U.S. Markets closed

Why You Should Consider Buying Flood Insurance

Tobie Stanger

Consumer Reports has no relationship with any advertisers on this website.

Record flooding in Missouri—and the threat of more torrential rains, flash floods, and windstorms throughout the Ozarks and mid-Mississippi Valley—are a reminder that it can be a good idea to have flood insurance, and to buy it early enough to make a difference. While the flooding in the news today centers around the Gasconade, Meramec, and other rivers, floods can take place at any time and in unexpected places, according to the National Flood Insurance Program, which provides flood insurance administered by the Federal Emergency Management Agency (FEMA).

"People think, 'I’m not by a river or stream, so I don't need it,'" says Keith Brown, chairman of Kalispell, Mont.-based Aon National Flood Services, a provider of flood insurance policies. "But flooding can be caused by other things such as high snowpack, overdevelopment, or a storm drain backing up in a cul-de-sac."

Flooding, especially in basements, is more likely to happen in newly developed areas, where new roads reduce water absorption into the soil. Even if such an area is typically dry, an unexpected downpour could damage basements and parked cars.

More than 20 percent of flood claims originate in locations deemed "moderate" or "low" risk, according to the National Flood Insurance Program. A third of disaster-assistance requests from flooding come from such areas, says Brown.

Flood insurance is the only coverage that will indemnify you for damage due to groundwater seepage and mudslides. If a neighbor's above-ground swimming pool collapses and the water flows into your home, flood insurance will cover the cost of the damage. Similarly, if a water main breaks and damages your home and at least one other home in your neighborhood, flood insurance comes to the rescue. Traditional homeowners insurance and auto insurance don't cover such calamities.

How to Buy Flood Insurance

In many parts of the country, this is the time to buy flood insurance. Once you purchase it, there is a 30-day waiting period before the policy is activated. Such a policy could be helpful to you once hurricane season starts on June 1.

You can purchase federal flood insurance from the National Flood Insurance Program. The insurance policies are backed by the federal government, which sells it directly, and through dozens of private insurance companies throughout the country. Check with an agent who sells homeowners coverage for details.

Federal flood insurance coverage is capped at $250,000 per dwelling and $100,000 for contents, though you can purchase policies with lower limits. There are eligibility requirements, however, and numerous exclusions. For example, the boiler, water heater, and other essential systems in your basement are covered, but nonessentials, such as a TV, an audio system, and furniture kept in the basement are not covered. Higher coverage limits are available for non-residential structure and contents policies.

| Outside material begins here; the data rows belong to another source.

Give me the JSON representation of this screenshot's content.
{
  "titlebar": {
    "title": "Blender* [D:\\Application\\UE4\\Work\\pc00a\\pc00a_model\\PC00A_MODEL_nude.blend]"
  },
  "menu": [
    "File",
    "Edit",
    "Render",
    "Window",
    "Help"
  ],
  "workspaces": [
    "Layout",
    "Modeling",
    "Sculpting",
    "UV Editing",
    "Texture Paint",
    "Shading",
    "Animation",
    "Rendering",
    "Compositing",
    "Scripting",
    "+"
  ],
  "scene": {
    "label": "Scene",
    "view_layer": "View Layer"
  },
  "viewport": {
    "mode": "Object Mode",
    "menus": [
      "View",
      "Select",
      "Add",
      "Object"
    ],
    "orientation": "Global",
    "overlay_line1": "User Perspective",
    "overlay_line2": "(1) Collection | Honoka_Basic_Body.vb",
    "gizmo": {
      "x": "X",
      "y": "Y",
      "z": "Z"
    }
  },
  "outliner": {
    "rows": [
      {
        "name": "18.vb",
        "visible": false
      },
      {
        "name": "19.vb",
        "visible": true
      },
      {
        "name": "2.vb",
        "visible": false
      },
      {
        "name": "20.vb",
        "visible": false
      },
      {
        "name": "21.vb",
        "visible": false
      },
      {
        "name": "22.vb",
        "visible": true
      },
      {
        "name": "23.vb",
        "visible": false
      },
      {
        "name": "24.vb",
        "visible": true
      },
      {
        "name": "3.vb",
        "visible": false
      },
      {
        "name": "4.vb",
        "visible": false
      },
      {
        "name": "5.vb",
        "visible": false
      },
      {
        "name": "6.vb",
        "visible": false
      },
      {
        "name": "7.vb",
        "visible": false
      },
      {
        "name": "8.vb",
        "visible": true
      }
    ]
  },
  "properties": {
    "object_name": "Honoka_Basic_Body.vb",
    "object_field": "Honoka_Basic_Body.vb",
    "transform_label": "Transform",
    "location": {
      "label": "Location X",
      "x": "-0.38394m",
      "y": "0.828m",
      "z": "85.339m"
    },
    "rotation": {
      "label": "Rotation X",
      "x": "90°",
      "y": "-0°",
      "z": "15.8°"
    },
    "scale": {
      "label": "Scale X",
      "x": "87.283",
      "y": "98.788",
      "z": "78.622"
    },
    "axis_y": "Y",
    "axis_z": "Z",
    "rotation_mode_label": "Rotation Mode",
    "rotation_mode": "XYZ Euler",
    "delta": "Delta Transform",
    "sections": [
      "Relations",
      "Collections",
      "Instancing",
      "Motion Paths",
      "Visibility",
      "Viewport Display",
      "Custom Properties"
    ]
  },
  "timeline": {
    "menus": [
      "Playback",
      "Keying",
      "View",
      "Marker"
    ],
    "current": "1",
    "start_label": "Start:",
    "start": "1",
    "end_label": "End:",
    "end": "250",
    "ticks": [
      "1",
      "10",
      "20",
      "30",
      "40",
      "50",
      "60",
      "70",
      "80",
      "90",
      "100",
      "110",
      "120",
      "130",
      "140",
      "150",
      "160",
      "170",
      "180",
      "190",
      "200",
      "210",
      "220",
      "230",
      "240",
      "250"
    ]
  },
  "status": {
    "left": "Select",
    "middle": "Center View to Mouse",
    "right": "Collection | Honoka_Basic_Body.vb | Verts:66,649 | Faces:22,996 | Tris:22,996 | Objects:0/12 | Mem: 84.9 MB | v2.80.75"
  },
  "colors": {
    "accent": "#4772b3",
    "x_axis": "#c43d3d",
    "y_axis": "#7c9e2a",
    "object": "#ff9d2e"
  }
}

People who live in low- and moderate-risk areas and buy federal flood insurance pay standard premiums set by FEMA. Those rates are the same regardless of where you buy your coverage.

To get an assessment of the risk that you will be a victim of a flood as well as an estimate of your annual premium and a link to area agents who sell federal flood insurance, visit the FEMA Flood Map Service Center, plug in your property address, and click on "Interactive Map." This will take you to the official flood insurance rate map for you area. To request an agent referral, contact the National Flood Insurance Program Referral Call Center at (888) 379-9531. The average premium to insure a home that's a moderate-to-low risk property is $420 annually, FEMA says.

You also can use FloodTools.com, a commercial site, to see your property on a flood map and get detailed estimates of premiums.

If you're in a high-risk area, your premium is likely to be tailored to your property. Stephanie Moffett, a FEMA spokesperson, says there are many variables that go into the pricing, including the age and construction of the home, its proximity to water, the elevation of the house as well as the home's value. 

Private Flood Insurance

Increasingly, private insurers are offering flood coverage. The policies either supplement federal flood insurance by providing higher coverage limits, or replace it as the homeowner's primary flood policy. A few insurance carriers provide it as an optional rider on their homeowners coverage.

Depending on your situation, you may find private flood insurance has lower premiums than the federal version. Or, it may require fewer add-on costs. For example, in about 20 percent of cases, the government will require that a professional come to the home to draft an "elevation certificate" to determine the insurance rate. The homeowner pays that bill.

In addition, private coverage may cover your living expenses if you have to relocate while your home is being cleaned up after a flood. That's something federal flood insurance won't provide.

More from Consumer Reports:
Top pick tires for 2016
Best used cars for $25,000 and less
7 best mattresses for couples

Copyright © 2006-2017 Consumer Reports, Inc.